Debates ensued (as they did in 2008) about the cost premiums for Silver or Gold, whether the market valued green and reflected it in the sale price, how LEED™ should relate to heritage buildings and the value of embodied energy, how you could even ensure certification in approvals given that it occurs after construction, and so on. Great discussion and debate on some critical issues!
But while the economy has changed since 2008, something else has changed as well. Vancouver's new Mayor Gregor Robertson and Council had, upon being elected in late 2008, announced the goal of becoming the "Greenest City in the World by 2020". Since then that goal has already translated into many new initiatives and strategies, that (as has happened many times over the years) have added to and upped the ante from past generations (see here for a past post on the many generations of sustainable bar-setting).
Although Council conveyed sympathy and understanding for the industry's challenges, and sought to provide flexibility and further consultation and partnership on the details, they ultimately chose to take another key step toward our greenest city goal. They unanimously approved the new LEED™ Gold standard for rezonings effective in July. They also went further than staffs report, requiring that all rezoned buildings effective immediately be required to register in the LEED™ system. And further, they passed a motion that staff work out the details and issues with the industry and architects quickly, in order to change the policy to require Gold certification "in early 2011". This represents a clear but flexible timeline, with a lot of work still involved, giving the industry a chance to get ready.
Obviously designing better new construction is only part of the climate change solution. Given this, Vancouver has many holistic initiatives underway relating to district energy, transit oriented planning and new transit infrastructure, existing building greening, urban agriculture, walking and cycling, green jobs, electric vehicle infrastructure, and on and on. We have such a long way to go, as truthfully we're not yet even close to sustainability.
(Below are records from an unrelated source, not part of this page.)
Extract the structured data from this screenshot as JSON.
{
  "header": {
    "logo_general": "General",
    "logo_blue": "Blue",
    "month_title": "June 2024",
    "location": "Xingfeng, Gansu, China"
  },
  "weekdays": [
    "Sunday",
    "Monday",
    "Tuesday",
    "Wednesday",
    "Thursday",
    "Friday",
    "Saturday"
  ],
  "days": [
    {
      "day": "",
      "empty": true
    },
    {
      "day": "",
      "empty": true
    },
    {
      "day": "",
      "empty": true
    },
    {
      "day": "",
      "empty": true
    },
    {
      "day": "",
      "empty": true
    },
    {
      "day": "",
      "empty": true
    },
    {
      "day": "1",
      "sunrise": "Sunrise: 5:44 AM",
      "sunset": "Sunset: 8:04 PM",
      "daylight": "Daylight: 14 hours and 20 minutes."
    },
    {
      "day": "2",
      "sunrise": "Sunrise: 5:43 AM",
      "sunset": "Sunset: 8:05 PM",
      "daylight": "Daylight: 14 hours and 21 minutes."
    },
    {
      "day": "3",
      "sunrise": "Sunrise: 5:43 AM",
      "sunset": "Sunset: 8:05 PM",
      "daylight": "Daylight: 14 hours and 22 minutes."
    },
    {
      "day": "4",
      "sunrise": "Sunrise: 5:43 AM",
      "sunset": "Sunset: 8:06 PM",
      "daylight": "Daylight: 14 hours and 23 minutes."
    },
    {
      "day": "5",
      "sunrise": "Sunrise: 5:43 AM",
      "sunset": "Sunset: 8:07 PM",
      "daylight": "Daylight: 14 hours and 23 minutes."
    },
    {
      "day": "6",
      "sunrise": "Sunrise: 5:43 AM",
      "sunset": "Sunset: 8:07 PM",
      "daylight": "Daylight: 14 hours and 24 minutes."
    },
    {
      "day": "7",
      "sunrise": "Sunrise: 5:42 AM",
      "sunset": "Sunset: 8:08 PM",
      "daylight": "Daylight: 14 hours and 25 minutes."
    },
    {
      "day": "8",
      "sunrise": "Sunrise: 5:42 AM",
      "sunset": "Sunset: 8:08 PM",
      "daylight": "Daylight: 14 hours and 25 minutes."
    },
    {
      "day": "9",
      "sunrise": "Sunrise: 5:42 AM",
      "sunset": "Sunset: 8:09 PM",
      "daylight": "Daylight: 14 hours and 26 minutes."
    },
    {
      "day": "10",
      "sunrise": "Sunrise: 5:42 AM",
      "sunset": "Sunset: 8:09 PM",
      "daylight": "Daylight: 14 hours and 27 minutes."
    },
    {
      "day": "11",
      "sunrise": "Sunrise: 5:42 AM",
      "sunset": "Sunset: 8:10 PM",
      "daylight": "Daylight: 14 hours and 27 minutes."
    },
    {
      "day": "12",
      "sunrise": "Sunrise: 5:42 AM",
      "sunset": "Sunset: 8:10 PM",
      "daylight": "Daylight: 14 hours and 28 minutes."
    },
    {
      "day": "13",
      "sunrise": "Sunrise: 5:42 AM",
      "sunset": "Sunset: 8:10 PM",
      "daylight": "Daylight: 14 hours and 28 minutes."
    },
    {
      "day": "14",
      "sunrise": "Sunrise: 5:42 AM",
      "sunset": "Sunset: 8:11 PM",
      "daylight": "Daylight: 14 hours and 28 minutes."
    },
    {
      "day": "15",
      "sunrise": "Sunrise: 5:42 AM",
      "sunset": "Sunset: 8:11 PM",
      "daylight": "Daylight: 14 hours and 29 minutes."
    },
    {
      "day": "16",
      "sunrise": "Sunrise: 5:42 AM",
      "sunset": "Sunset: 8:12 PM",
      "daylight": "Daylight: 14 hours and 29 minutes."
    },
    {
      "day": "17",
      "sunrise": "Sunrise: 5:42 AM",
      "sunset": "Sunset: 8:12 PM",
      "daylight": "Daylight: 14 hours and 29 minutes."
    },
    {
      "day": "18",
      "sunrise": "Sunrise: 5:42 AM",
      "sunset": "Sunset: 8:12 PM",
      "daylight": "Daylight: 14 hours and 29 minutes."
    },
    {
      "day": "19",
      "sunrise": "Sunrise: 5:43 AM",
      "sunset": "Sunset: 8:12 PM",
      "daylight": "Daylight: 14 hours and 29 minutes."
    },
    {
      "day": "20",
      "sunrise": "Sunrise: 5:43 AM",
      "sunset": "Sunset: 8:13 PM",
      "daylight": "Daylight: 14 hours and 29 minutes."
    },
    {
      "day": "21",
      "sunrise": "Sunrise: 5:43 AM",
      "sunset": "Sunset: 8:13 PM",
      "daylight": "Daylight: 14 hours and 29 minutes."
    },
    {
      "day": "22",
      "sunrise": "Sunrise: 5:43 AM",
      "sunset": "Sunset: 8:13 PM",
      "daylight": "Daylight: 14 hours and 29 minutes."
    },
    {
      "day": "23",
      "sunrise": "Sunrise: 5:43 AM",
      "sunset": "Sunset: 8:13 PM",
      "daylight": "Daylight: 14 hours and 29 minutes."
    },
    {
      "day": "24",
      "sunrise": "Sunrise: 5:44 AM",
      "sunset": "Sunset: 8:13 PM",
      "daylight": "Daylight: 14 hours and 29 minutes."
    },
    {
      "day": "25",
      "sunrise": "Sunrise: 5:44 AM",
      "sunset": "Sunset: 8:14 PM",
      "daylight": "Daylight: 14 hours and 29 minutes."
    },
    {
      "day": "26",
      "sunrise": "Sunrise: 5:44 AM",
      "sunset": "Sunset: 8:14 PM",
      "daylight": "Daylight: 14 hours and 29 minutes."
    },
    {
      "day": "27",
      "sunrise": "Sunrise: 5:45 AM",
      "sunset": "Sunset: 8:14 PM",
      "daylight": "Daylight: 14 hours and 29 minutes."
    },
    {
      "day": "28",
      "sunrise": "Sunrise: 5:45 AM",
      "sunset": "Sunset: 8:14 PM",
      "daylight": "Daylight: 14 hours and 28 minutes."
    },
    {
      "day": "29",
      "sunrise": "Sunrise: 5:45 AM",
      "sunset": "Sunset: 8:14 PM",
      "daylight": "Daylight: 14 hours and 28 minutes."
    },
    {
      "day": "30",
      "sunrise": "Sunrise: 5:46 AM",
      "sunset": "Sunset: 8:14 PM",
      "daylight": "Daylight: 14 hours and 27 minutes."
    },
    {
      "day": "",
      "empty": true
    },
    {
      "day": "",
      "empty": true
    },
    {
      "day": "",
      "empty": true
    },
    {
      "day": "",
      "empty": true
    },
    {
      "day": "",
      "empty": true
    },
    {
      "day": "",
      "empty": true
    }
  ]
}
It may be just one puzzle piece, but new construction is a critical piece none-the-less when we consider how much of the building stock may turn over in the coming decades.
Cities that wish to lay claim to green-ness will have to show significant leadership around the green design of private sector buildings. Many have shown such leadership in their own public sector buildings, but have been hesitant to do so where the vast majority of new construction originates - the private sector. Experience indicates that incentives are not getting us there, and reasonable regulation can't continue to be seen as a dirty word, as it seems to be in many cities.
Care to race us to being the greenest city in the world? Greener buildings are a big part of that race.